While the statutory requirements to qualify for withholding of removal in the United States are substantially similar to asylum, the burden of proof to qualify for withholding of removal is higher than to qualify for asylum under INA § 208(a) in the United States. For withholding of removal, the applicant must show that there is a more than 50% chance that they will be harmed if returned to their home country. According to caselaw, this is much different than asylum where a 10% chance showing of future harm can be sufficient to show that the person should be granted asylum.
A person who is granted withholding of removal will have a removal order issued against them. That order is then “withheld” where the individual’s life or freedom would be threatened in their home country based on the person’s race, religion, nationality, membership in a particular social group or political opinion.

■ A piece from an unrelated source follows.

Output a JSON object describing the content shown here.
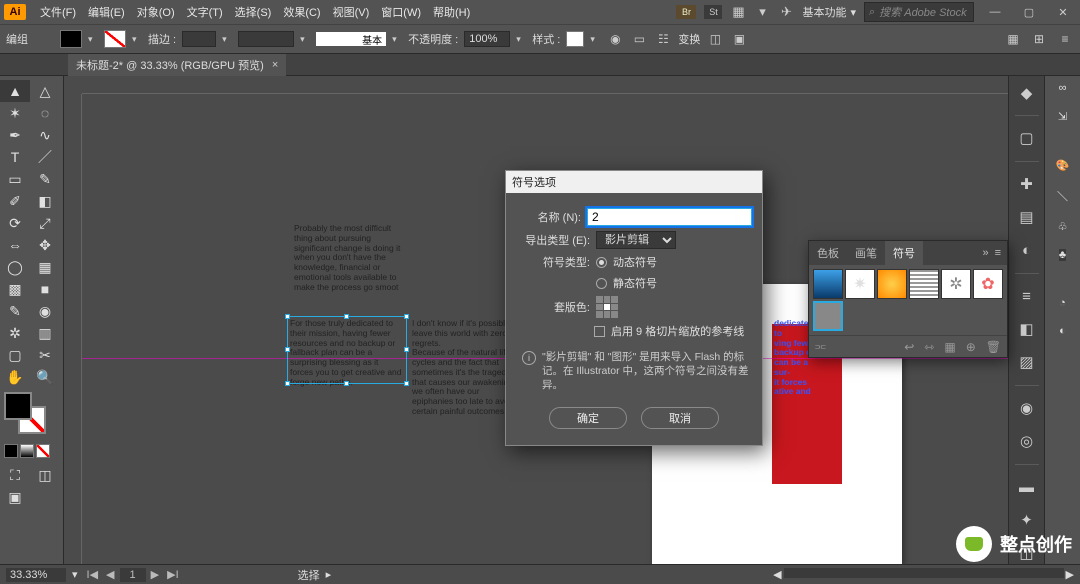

An applicant granted withholding of removal under INA § 241(b)(3) in the U.S. is permitted to legally remain in the U.S. and work, but is not permitted to apply for immigration benefits for any family members. Also, a grant of withholding of removal will not result in permanent residence. Further, under § 208.16(f) of Title 8 of the Code of Federal Regulations, the Immigration Service maintains the authority to return an alien granted withholding of removal relief to a “third country other than the country to which removal has been withheld or deferred.” See 8 C.F.R. § 208.16(f).
Deferral of Removal: Protection under the Convention Against Torture (CAT)
Unlike Asylum and Withholding of Removal, there are no bars to eligibility. The applicant must show that it is more likely than not, more than a fifty percent chance, that the person will be tortured if returned to their country.
The U.N. Convention Against Torture (CAT) defines torture as:
“severe pain or suffering, whether physical or mental, [that] is intentionally inflicted on a person for such purposes as obtaining from him or a third person information or a confession, punishing him for an act he or a third person has committed or is suspected of having committed, or intimidating or coercing him or a third person, or for any reason based on discrimination of any kind, when such pain or suffering is inflicted by or at the instigation of or with the consent or acquiescence of a public official or other person acting in an official capacity.”
Id., art. 1; see also 8 C.F.R. § 1208.18 (a)(1). Most significantly. under the CAT, an individual does not need to prove that he or she was tortured or fears torture “on account of” a statutory ground such as a particular social group or political opinion. This mean there is no “nexus” requirement or no reason or causality for the torture.
In determining whether an applicant is eligible for CAT relief, Respondent must prove that it is “more likely than not” that he will be tortured if returned to his native country. 8 C.F.R.
If successful, the individual may be granted work authorization. However, if the conditions of the country change so that it is no longer likely that the individual will be tortured upon return, they may be removed more quickly and easily than under the other forms of protection. Even if successful, the individual may remain detained if it is determined that they are a threat to the community.